47-Comparison of Two Dosing Strategies of Phenobarbital for Alcohol Withdrawal Syndrome
Back to course
Video Transcription
Video Summary
Asset Subtitle
Pharmacology, Behavioral Health and Well Being, 2021
Asset Caption

The Society of Critical Care Medicine's Critical Care Congress features internationally renowned faculty and content sessions highlighting the most up-to-date, evidence-based developments in critical care medicine. This is a presentation from the 2021 Critical Care Congress held virtually from January 31-February 12, 2021.

Pansy Elsamadisi


Introduction/Hypothesis: Phenobarbital (PHB) has been studied for the management of alcohol withdrawal syndrome (AWS), but the optimal dosing regimen for AWS is unknown. Given the long half-life of PHB, it auto-tapers, suggesting that a single loading dose of PHB may provide AWS symptom control for several days. The purpose of this study is to compare two different dosing strategies (loading dose only vs. loading dose followed by a 7 day taper) with respect to the need for rescue medications.

Methods: This was a retrospective pre-post analysis performed at a tertiary-care academic medical center to evaluate patients admitted to the intensive care unit (ICU) who received PHB for AWS. Patients who were ordered a loading dose (10 mg/kg) and taper (7 days) were in the PRE group. Following implementation of a hospital protocol, patients who were ordered for only a loading dose consisted of the POST group. Patients in both groups were able to receive rescue PHB up to a total cumulative dose of 15 mg/kg, along with adjunctive medications for AWS. The primary outcome was the proportion of patients requiring adjunctive medications after the initial PHB dose. Secondary outcomes included type of adjunctive medications used, ICU and hospital length of stay (LOS).

Results: A total of 122 patients were included in this study (PRE: n=60; POST: n=62). Patients in the PRE group were significantly older than in those in the POST group (56 vs. 48, p=0.0004). The median cumulative PHB dose in the PRE group was 908 mg (IQR 585-880), compared to 715 mg (IQR 689-1081) in the POST group (p<0.001). There was no difference in the need for rescue adjunctive medications between the PRE and POST groups (55 vs. 61%, p=0.71). There was also no difference in types of adjunctive medications used between the two groups for AWS, except for a significantly higher use of hydroxyzine in the POST group (p=0.006). There were no significant differences in ICU or hospital LOS.
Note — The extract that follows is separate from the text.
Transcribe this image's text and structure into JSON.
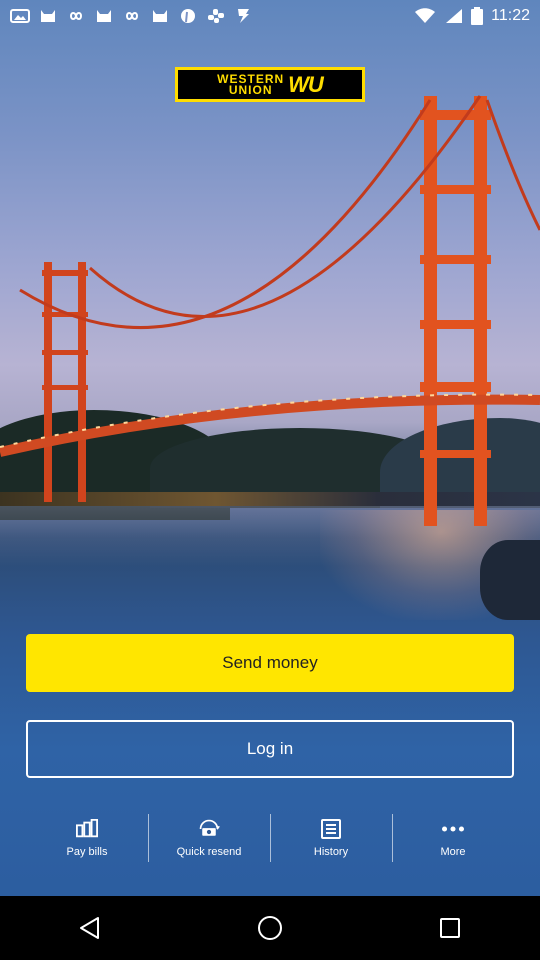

Conclusions: The use of a PHB taper, in addition to a loading dose, did not result in decreased use of adjunctive medications for AWS, compared to a no-taper regimen. The results of this study support the use of only a loading dose of phenobarbital to manage AWS.


Meta Tag
Content Type Presentation
Knowledge Area Pharmacology
Knowledge Area Behavioral Health and Well Being
Knowledge Level Advanced
Membership Level Select
Tag Alcohol and Substance Abuse
Year 2021
dosing strategies
Alcohol Withdrawal Syndrome
loading dose
weight-based tapered regimen


Society of Critical Care Medicine

500 Midway Drive
Mount Prospect, IL 60056 USA

Phone: +1 847 827-6888
Fax: +1 847 439-7226
Email: support@sccm.org

Contact Us

About SCCM


Advertising & Sponsorship




Patients & Families

Surviving Sepsis Campaign

Critical Care Societies Collaborative

kisspng-facebook-social-media-computer-icons-linkedin-soci-gray-5ac493cf1c2975.7867418415228323351154  - KW Symphony    Gray twitter 3 icon - Free gray social icons    Gray linkedin 3 icon - Free gray site logo icons    Gray instagram icon - Free gray social icons    YouTube Icon Gray Box - HONOR VETERANS NOW


© Society of Critical Care Medicine. All rights reserved.   |    Privacy Statement    |    Terms & Conditions
The Society of Critical Care Medicine, SCCM, and Critical Care Congress are registered trademarks of the Society of Critical Care Medicine.

Android App Download IOS App Download Powered By